**Task instructions**
Pictures should be left out when the listing below is repeated word for word.

**Data provided**

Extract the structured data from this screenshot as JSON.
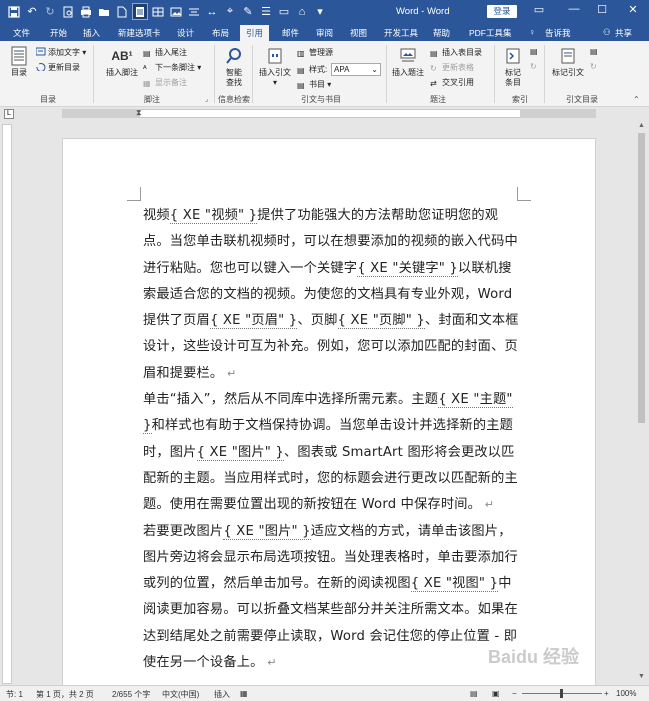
{
  "window": {
    "title": "Word - Word",
    "login_label": "登录"
  },
  "tabs": [
    "文件",
    "开始",
    "插入",
    "新建选项卡",
    "设计",
    "布局",
    "引用",
    "邮件",
    "审阅",
    "视图",
    "开发工具",
    "帮助",
    "PDF工具集"
  ],
  "tell_me": "告诉我",
  "share": "共享",
  "ribbon": {
    "toc": {
      "big": "目录",
      "add_text": "添加文字",
      "update": "更新目录",
      "group": "目录"
    },
    "footnotes": {
      "insert_footnote": "插入脚注",
      "insert_endnote": "插入尾注",
      "next_footnote": "下一条脚注",
      "show_notes": "显示备注",
      "group": "脚注",
      "ab_glyph": "AB¹"
    },
    "research": {
      "smart_lookup": "智能查找",
      "group": "信息检索"
    },
    "citations": {
      "insert_citation": "插入引文",
      "manage_sources": "管理源",
      "style_label": "样式:",
      "style_value": "APA",
      "bibliography": "书目",
      "group": "引文与书目"
    },
    "captions": {
      "insert_caption": "插入题注",
      "insert_tof": "插入表目录",
      "update_table": "更新表格",
      "cross_ref": "交叉引用",
      "group": "题注"
    },
    "index": {
      "mark_entry": "标记条目",
      "group": "索引"
    },
    "toa": {
      "mark_citation": "标记引文",
      "group": "引文目录"
    }
  },
  "document": {
    "paragraphs": [
      [
        {
          "t": "视频"
        },
        {
          "t": "{ XE \"视频\" }",
          "xe": true
        },
        {
          "t": "提供了功能强大的方法帮助您证明您的观点。当您单击联机视频时，可以在想要添加的视频的嵌入代码中进行粘贴。您也可以键入一个关键字"
        },
        {
          "t": "{ XE \"关键字\" }",
          "xe": true
        },
        {
          "t": "以联机搜索最适合您的文档的视频。为使您的文档具有专业外观，Word 提供了页眉"
        },
        {
          "t": "{ XE \"页眉\" }",
          "xe": true
        },
        {
          "t": "、页脚"
        },
        {
          "t": "{ XE \"页脚\" }",
          "xe": true
        },
        {
          "t": "、封面和文本框设计，这些设计可互为补充。例如，您可以添加匹配的封面、页眉和提要栏。"
        }
      ],
      [
        {
          "t": "单击“插入”，然后从不同库中选择所需元素。主题"
        },
        {
          "t": "{ XE \"主题\" }",
          "xe": true
        },
        {
          "t": "和样式也有助于文档保持协调。当您单击设计并选择新的主题时，图片"
        },
        {
          "t": "{ XE \"图片\" }",
          "xe": true
        },
        {
          "t": "、图表或 SmartArt 图形将会更改以匹配新的主题。当应用样式时，您的标题会进行更改以匹配新的主题。使用在需要位置出现的新按钮在 Word 中保存时间。"
        }
      ],
      [
        {
          "t": "若要更改图片"
        },
        {
          "t": "{ XE \"图片\" }",
          "xe": true
        },
        {
          "t": "适应文档的方式，请单击该图片，图片旁边将会显示布局选项按钮。当处理表格时，单击要添加行或列的位置，然后单击加号。在新的阅读视图"
        },
        {
          "t": "{ XE \"视图\" }",
          "xe": true
        },
        {
          "t": "中阅读更加容易。可以折叠文档某些部分并关注所需文本。如果在达到结尾处之前需要停止读取，Word 会记住您的停止位置 - 即使在另一个设备上。"
        }
      ]
    ],
    "para_mark": "↵"
  },
  "status": {
    "section": "节: 1",
    "page": "第 1 页，共 2 页",
    "words": "2/655 个字",
    "lang": "中文(中国)",
    "mode": "插入",
    "zoom": "100%"
  },
  "watermark": "Baidu 经验"
}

**Result**
Extract the structured data from this screenshot as JSON.
{
  "window": {
    "title": "Word - Word",
    "login_label": "登录"
  },
  "tabs": [
    "文件",
    "开始",
    "插入",
    "新建选项卡",
    "设计",
    "布局",
    "引用",
    "邮件",
    "审阅",
    "视图",
    "开发工具",
    "帮助",
    "PDF工具集"
  ],
  "tell_me": "告诉我",
  "share": "共享",
  "ribbon": {
    "toc": {
      "big": "目录",
      "add_text": "添加文字",
      "update": "更新目录",
      "group": "目录"
    },
    "footnotes": {
      "insert_footnote": "插入脚注",
      "insert_endnote": "插入尾注",
      "next_footnote": "下一条脚注",
      "show_notes": "显示备注",
      "group": "脚注",
      "ab_glyph": "AB¹"
    },
    "research": {
      "smart_lookup": "智能查找",
      "group": "信息检索"
    },
    "citations": {
      "insert_citation": "插入引文",
      "manage_sources": "管理源",
      "style_label": "样式:",
      "style_value": "APA",
      "bibliography": "书目",
      "group": "引文与书目"
    },
    "captions": {
      "insert_caption": "插入题注",
      "insert_tof": "插入表目录",
      "update_table": "更新表格",
      "cross_ref": "交叉引用",
      "group": "题注"
    },
    "index": {
      "mark_entry": "标记条目",
      "group": "索引"
    },
    "toa": {
      "mark_citation": "标记引文",
      "group": "引文目录"
    }
  },
  "document": {
    "paragraphs": [
      [
        {
          "t": "视频"
        },
        {
          "t": "{ XE \"视频\" }",
          "xe": true
        },
        {
          "t": "提供了功能强大的方法帮助您证明您的观点。当您单击联机视频时，可以在想要添加的视频的嵌入代码中进行粘贴。您也可以键入一个关键字"
        },
        {
          "t": "{ XE \"关键字\" }",
          "xe": true
        },
        {
          "t": "以联机搜索最适合您的文档的视频。为使您的文档具有专业外观，Word 提供了页眉"
        },
        {
          "t": "{ XE \"页眉\" }",
          "xe": true
        },
        {
          "t": "、页脚"
        },
        {
          "t": "{ XE \"页脚\" }",
          "xe": true
        },
        {
          "t": "、封面和文本框设计，这些设计可互为补充。例如，您可以添加匹配的封面、页眉和提要栏。"
        }
      ],
      [
        {
          "t": "单击“插入”，然后从不同库中选择所需元素。主题"
        },
        {
          "t": "{ XE \"主题\" }",
          "xe": true
        },
        {
          "t": "和样式也有助于文档保持协调。当您单击设计并选择新的主题时，图片"
        },
        {
          "t": "{ XE \"图片\" }",
          "xe": true
        },
        {
          "t": "、图表或 SmartArt 图形将会更改以匹配新的主题。当应用样式时，您的标题会进行更改以匹配新的主题。使用在需要位置出现的新按钮在 Word 中保存时间。"
        }
      ],
      [
        {
          "t": "若要更改图片"
        },
        {
          "t": "{ XE \"图片\" }",
          "xe": true
        },
        {
          "t": "适应文档的方式，请单击该图片，图片旁边将会显示布局选项按钮。当处理表格时，单击要添加行或列的位置，然后单击加号。在新的阅读视图"
        },
        {
          "t": "{ XE \"视图\" }",
          "xe": true
        },
        {
          "t": "中阅读更加容易。可以折叠文档某些部分并关注所需文本。如果在达到结尾处之前需要停止读取，Word 会记住您的停止位置 - 即使在另一个设备上。"
        }
      ]
    ],
    "para_mark": "↵"
  },
  "status": {
    "section": "节: 1",
    "page": "第 1 页，共 2 页",
    "words": "2/655 个字",
    "lang": "中文(中国)",
    "mode": "插入",
    "zoom": "100%"
  },
  "watermark": "Baidu 经验"
}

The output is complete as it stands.